Observation is usually the first method of treatment for a young child with a spinal deformity. The visits to the physician will be spaced according to the likelihood of measuring a significant change in the X-ray between each visit. Type I deformities are more likely to have several visits per year. Severe or progressive congenital kyphosis deformities greater than 45o or kyphosis associated with neurologic weakness are usually treated surgically. Early surgical intervention generally produces the best results and can halt progression of the curve. The type of surgical procedure will depend on the nature of the abnormality.
Bracing Unfortunately, bracing is not recommended when treating congenital scoliosis. Clinical studies fail to demonstrate improved patient outcomes with this method of treatment.
In Situ Fusion
The surgical choice for a progressive kyphotic deformity is a solid fusion or arthrodesis of the deformed vertebrae. The fusion may also include one normal vertebra above and one normal vertebra below this area. Bone graft from the patient or tissue bank is placed posteriorly, on the back of the spine, along the area of the abnormality. In severely angulated curves, additional bone graft may be placed anteriorly, on the front of the spine, as well as from behind. The fusion may be performed with or without the use of instrumentation. In situ fusion is a non-instrumented fusion without correction of the angulation. The bone graft will require 4-6 months to mature into a solid fusion mass. During the postoperative period the fusion must be protected with a cast or brace until X-rays demonstrate a solid fusion.
Instrumented Fusion and Osteotomy

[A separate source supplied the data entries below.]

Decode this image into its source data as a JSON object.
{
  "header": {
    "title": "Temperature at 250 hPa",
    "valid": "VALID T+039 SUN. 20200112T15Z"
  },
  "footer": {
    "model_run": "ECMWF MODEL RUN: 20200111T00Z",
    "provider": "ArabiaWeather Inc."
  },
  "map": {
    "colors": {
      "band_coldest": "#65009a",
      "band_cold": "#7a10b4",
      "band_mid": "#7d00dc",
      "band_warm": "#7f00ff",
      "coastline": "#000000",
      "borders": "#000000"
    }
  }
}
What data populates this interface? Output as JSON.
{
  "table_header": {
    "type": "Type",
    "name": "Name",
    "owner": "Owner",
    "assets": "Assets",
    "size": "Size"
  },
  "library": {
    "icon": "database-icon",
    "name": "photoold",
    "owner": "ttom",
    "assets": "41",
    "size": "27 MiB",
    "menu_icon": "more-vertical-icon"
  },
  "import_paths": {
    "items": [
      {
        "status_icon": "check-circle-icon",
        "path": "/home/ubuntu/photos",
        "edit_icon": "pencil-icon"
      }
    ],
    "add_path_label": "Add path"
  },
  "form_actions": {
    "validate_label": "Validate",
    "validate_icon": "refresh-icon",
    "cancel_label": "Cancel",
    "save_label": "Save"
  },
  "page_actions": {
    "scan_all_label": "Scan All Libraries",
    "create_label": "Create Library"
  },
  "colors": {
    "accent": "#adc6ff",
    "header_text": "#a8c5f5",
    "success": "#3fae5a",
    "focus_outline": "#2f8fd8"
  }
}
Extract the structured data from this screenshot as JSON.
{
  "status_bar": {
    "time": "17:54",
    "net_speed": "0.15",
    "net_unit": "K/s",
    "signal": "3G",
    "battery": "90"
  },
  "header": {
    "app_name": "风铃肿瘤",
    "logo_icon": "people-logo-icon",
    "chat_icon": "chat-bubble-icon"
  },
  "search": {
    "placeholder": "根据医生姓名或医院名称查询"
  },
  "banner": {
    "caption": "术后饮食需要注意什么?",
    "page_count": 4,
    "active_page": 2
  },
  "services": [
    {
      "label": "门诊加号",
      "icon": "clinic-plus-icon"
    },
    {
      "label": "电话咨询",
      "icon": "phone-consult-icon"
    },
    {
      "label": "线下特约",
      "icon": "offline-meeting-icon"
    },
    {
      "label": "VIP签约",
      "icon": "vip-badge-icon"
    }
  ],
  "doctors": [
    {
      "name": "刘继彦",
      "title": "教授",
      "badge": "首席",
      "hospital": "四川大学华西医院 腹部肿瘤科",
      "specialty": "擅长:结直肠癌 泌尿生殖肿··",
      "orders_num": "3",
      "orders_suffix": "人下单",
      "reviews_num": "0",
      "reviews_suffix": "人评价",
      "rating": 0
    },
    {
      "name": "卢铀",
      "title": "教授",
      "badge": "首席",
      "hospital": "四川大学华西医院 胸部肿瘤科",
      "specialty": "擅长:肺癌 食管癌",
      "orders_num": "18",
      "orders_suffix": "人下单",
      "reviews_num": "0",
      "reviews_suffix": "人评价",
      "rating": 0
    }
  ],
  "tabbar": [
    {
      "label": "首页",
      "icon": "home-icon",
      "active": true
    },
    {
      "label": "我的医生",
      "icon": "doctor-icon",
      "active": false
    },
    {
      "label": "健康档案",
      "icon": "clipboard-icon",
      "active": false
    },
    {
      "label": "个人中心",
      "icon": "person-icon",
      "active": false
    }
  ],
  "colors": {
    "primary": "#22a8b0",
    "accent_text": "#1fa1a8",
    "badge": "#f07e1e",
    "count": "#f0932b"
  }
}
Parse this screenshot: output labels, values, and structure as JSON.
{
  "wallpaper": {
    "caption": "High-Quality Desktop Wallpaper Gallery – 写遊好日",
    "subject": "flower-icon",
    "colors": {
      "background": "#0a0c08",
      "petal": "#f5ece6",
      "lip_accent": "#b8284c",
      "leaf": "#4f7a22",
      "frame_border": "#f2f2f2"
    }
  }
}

With progressive kyphotic curves in older children, surgery may include instrumentation (rods, hooks, and screws) that helps to correct the deformity. If the spinal cord is unable to tolerate the manipulative techniques that “straighten” the spine, the surgeon may consider the removal of the mis-shapened vertebrae to realign the spine. The postoperative course remains the same until the fusion mass is determined by X-ray to be solid. Your surgeon may recommend an osteotomy (bone-cutting procedure) to re-align the spine. Pedicle subtraction osteotomies work by removing the bone in the back of the vertebra so the bone can be collapsed backwards. Vertebral column resections allow resection of the front and the back of the spine from a posterior procedure. The surgeon may also recommend separate approaches from the front and the back of the spine.